As you may have gathered, I live in a company town. Three institutions of higher learning—two independent colleges and one large public university—draw thousands of students to my little burgh and employ thousands more of us townies.
Living in a college town has many perks, a fact real estate hustlers but a few short years ago exploited by marketing the laid-back life academical to gullible empty nesters. The pitch was short and sweet: live amongst faculty and students and you too will be immersed in a scholarly miasma of heady debate, controversial artistic endeavor, and exuberant youth with a thirst for knowledge.
As anyone who has observed the discarded beer cans after a weekend of youthful exuberance knows, those college kids are thirsting for more than book-learning. But don’t let a little detail like nightly noisy campus parties going strong at 1 a.m. deter you from living on the perimeter of a campus.
Those same real estate hucksters dreamed up a similar fantasy for land-rich, cash poor colleges looking for ways to spin hay fields into goldmines. Indeed, in the midst of the housing bubble, a new industry grew up, one in which a corporation had two branches, the first made up of impartial consultants who for a significant fee would conduct a market survey to see what interest was out there amongst the 55+ set for selling the family home and moving into new campus-side digs. The second arm of the corporation was—I see you are ahead of me here—developers of said digs.

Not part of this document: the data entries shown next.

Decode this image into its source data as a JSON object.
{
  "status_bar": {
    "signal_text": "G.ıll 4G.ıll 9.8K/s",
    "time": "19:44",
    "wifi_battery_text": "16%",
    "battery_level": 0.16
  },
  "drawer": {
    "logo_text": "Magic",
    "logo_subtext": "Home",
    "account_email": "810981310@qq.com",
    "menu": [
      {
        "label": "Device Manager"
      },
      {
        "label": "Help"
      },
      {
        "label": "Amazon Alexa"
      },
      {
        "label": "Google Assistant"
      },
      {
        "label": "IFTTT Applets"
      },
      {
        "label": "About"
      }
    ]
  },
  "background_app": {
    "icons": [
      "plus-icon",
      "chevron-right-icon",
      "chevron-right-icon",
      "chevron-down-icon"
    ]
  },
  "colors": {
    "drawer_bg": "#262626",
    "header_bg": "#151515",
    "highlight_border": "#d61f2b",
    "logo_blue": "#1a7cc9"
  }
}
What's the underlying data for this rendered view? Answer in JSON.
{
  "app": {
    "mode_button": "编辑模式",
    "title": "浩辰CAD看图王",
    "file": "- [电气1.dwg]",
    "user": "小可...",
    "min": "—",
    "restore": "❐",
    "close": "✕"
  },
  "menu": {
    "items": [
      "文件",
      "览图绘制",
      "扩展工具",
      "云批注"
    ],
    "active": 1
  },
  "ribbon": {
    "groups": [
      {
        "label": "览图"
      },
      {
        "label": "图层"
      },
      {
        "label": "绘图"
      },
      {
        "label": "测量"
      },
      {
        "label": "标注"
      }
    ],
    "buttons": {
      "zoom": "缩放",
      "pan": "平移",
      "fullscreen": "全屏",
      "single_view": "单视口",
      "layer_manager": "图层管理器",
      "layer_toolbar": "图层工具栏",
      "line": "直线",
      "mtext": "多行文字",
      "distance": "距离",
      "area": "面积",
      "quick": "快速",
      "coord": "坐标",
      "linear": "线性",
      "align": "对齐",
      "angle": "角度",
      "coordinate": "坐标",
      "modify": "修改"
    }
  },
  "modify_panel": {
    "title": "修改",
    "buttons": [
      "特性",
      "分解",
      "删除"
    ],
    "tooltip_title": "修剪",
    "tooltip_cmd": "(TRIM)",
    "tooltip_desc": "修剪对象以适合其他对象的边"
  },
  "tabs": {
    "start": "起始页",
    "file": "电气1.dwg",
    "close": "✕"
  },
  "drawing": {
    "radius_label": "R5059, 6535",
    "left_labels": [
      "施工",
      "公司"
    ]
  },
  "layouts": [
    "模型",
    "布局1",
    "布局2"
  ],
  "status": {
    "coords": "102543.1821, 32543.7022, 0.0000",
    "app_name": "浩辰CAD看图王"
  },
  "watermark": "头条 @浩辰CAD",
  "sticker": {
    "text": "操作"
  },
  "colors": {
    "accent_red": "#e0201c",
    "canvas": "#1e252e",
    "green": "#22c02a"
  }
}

More than one board of trustees grew intoxicated by market surveys that indicated Buster and Barbara Boomer’s eagerness to surround themselves with other on-the-go seniors and set up housekeeping in hastily constructed, densely populated condominium “communities.” More than one board of trustees was eager to unleash on their campuses a pride of cougars and a pack of horn dogs, if it meant that these marauding species kept the wolf from the college door.
Some of the more fatuous trustees were even coaxed into believing that such high-density housing, plunked down in a rural setting, was far kinder to the land than, say, a handful of single-family residences designed to preserve the bucolic, gentleman-farmer spirit of the neighborhood. But no, many a board bought hook, line and sinker the developer’s assurance that quick cash from a land-lease agreement and a continuing cash crop of rental payments was a green investment for all concerned.
That many of these developments are now stalled due to the caprices of the real estate market is a blessing in disguise for boomers and colleges alike. Maybe each will come to their senses, and realize that grown-ups (no matter how fervently they reject the nomenclature) and college students (of the pricy residential college variety) do not mix. They do not have the same intellectual interests. They do not have the same capacity for self-discovery. And they most emphatically do not have the same taste in adult beverages.
But, I digress.
I admit that I am a boomer who lives across the street from a college; in fact, I once sold the school some of my acreage so that it could expand its developable holdings. But I held on to enough of my land so that there is a comfortable buffer between me and the undergraduates.
No buffer, though, can insulate a resident of an academic company town from the hi-jinks of its governing bodies. In a community such as mine, town meetings come to resemble nothing so much as faculty meetings on steroids. They are not for the faint of heart, and if you attend one, better be packing your Robert’s Rules along with the No-Doze.
Town meeting time only rolls around once a year, though, and in between times the “select board” keeps my town safe from the dangers that lurk outside the comforting, cocooning certainty of its intellectual and moral superiority. In fact, back in the 1980’s when declaring this, that, and the other “nuclear-free zones” was all the rage, my town was among the first to jump on the bandwagon but presciently added a “reality-free” amendment to its no-nukes resolution.
I cannot tell you how well that humble amendment has served my town. Under its sheltering auspices we’ve been able to cancel high school performances of Leonard Bernstein’s ferociously racist musical West Side Story, roll out the welcome mat for sprung denizens of Guantanamo, direct the federal government to reduce military spending, impeach George Bush, and, most recently, ban town employees and representatives from conducting business with or traveling to entities and locations in Arizona.
The Arizona boycott also urges citizens and businesses within my town to do likewise. To comply with this suggestion, for the colleges and university that call my town home, this means true sacrifice: they will have to return donations from alumni who live in Arizona and cease asking them for additional gifts. The schools will not be able to send admissions recruiters to Arizona (a great place to find applicants who will beef up the institution’s diversity profile) or accept tuition dollars from current students who have the bad luck to be permanent residents of the state.
I’m sure these fine institutions of higher learning will find a way to cope with the loss of income. Maybe start charging a fee or two for all of those town-gown activities that give university towns such a great quality of life. Perhaps reduce the custodial staff that picks up the beer cans after a long night of parties. Maybe let the grass on the quad go uncut a little longer. Maybe decide not to make the payment in lieu of taxes that would otherwise have helped the town buy a new fire engine. Maybe even lease more land, this time to a strip-mall developer. The possibilities are endless!
So, all of you “active seniors” out there contemplating a move to Collegetown, USA: caveat emptor.